__Entries from a dataset of interfaces__
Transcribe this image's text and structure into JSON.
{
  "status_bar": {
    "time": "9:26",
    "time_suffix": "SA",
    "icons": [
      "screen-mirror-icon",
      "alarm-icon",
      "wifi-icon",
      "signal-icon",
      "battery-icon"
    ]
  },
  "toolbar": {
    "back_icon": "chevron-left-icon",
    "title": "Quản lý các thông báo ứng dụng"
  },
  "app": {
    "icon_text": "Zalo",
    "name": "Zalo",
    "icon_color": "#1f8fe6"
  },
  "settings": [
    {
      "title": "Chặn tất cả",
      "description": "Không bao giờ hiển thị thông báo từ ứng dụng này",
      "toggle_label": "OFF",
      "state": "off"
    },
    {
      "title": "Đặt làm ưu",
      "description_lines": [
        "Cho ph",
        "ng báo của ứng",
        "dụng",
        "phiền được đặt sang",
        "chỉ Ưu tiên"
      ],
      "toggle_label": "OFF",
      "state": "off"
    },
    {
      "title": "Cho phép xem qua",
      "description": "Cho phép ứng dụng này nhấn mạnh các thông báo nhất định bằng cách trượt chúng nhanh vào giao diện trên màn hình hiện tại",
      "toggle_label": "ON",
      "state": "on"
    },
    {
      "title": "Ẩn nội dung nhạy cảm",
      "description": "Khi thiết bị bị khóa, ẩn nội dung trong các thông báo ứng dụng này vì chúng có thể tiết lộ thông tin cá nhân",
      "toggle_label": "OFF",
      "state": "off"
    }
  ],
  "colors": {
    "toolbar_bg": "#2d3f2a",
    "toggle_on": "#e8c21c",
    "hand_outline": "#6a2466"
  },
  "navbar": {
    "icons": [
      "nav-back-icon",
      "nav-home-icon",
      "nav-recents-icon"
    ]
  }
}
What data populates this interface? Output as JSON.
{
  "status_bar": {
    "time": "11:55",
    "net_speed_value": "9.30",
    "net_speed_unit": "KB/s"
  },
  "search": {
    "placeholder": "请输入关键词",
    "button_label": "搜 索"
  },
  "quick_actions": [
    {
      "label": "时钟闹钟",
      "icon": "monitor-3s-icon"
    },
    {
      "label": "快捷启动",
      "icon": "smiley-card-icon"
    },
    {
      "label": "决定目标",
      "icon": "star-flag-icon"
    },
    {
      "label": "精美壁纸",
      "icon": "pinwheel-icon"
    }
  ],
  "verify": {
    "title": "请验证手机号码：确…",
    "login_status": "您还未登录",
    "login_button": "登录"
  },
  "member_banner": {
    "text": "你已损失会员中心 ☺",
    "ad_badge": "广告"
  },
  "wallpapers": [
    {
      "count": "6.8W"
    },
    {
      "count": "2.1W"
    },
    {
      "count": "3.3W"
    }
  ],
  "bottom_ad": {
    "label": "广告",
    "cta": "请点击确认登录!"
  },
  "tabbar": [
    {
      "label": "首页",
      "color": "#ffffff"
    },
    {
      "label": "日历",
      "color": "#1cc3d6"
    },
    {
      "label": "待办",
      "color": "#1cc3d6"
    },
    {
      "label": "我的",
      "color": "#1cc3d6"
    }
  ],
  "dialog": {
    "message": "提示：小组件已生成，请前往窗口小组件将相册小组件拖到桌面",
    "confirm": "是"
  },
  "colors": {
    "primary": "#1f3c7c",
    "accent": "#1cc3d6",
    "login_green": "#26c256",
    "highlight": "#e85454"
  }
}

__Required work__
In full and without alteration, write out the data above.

__Output of the task__
Transcribe this image's text and structure into JSON.
{
  "status_bar": {
    "time": "9:26",
    "time_suffix": "SA",
    "icons": [
      "screen-mirror-icon",
      "alarm-icon",
      "wifi-icon",
      "signal-icon",
      "battery-icon"
    ]
  },
  "toolbar": {
    "back_icon": "chevron-left-icon",
    "title": "Quản lý các thông báo ứng dụng"
  },
  "app": {
    "icon_text": "Zalo",
    "name": "Zalo",
    "icon_color": "#1f8fe6"
  },
  "settings": [
    {
      "title": "Chặn tất cả",
      "description": "Không bao giờ hiển thị thông báo từ ứng dụng này",
      "toggle_label": "OFF",
      "state": "off"
    },
    {
      "title": "Đặt làm ưu",
      "description_lines": [
        "Cho ph",
        "ng báo của ứng",
        "dụng",
        "phiền được đặt sang",
        "chỉ Ưu tiên"
      ],
      "toggle_label": "OFF",
      "state": "off"
    },
    {
      "title": "Cho phép xem qua",
      "description": "Cho phép ứng dụng này nhấn mạnh các thông báo nhất định bằng cách trượt chúng nhanh vào giao diện trên màn hình hiện tại",
      "toggle_label": "ON",
      "state": "on"
    },
    {
      "title": "Ẩn nội dung nhạy cảm",
      "description": "Khi thiết bị bị khóa, ẩn nội dung trong các thông báo ứng dụng này vì chúng có thể tiết lộ thông tin cá nhân",
      "toggle_label": "OFF",
      "state": "off"
    }
  ],
  "colors": {
    "toolbar_bg": "#2d3f2a",
    "toggle_on": "#e8c21c",
    "hand_outline": "#6a2466"
  },
  "navbar": {
    "icons": [
      "nav-back-icon",
      "nav-home-icon",
      "nav-recents-icon"
    ]
  }
}
What data populates this interface? Output as JSON.
{
  "status_bar": {
    "time": "11:55",
    "net_speed_value": "9.30",
    "net_speed_unit": "KB/s"
  },
  "search": {
    "placeholder": "请输入关键词",
    "button_label": "搜 索"
  },
  "quick_actions": [
    {
      "label": "时钟闹钟",
      "icon": "monitor-3s-icon"
    },
    {
      "label": "快捷启动",
      "icon": "smiley-card-icon"
    },
    {
      "label": "决定目标",
      "icon": "star-flag-icon"
    },
    {
      "label": "精美壁纸",
      "icon": "pinwheel-icon"
    }
  ],
  "verify": {
    "title": "请验证手机号码：确…",
    "login_status": "您还未登录",
    "login_button": "登录"
  },
  "member_banner": {
    "text": "你已损失会员中心 ☺",
    "ad_badge": "广告"
  },
  "wallpapers": [
    {
      "count": "6.8W"
    },
    {
      "count": "2.1W"
    },
    {
      "count": "3.3W"
    }
  ],
  "bottom_ad": {
    "label": "广告",
    "cta": "请点击确认登录!"
  },
  "tabbar": [
    {
      "label": "首页",
      "color": "#ffffff"
    },
    {
      "label": "日历",
      "color": "#1cc3d6"
    },
    {
      "label": "待办",
      "color": "#1cc3d6"
    },
    {
      "label": "我的",
      "color": "#1cc3d6"
    }
  ],
  "dialog": {
    "message": "提示：小组件已生成，请前往窗口小组件将相册小组件拖到桌面",
    "confirm": "是"
  },
  "colors": {
    "primary": "#1f3c7c",
    "accent": "#1cc3d6",
    "login_green": "#26c256",
    "highlight": "#e85454"
  }
}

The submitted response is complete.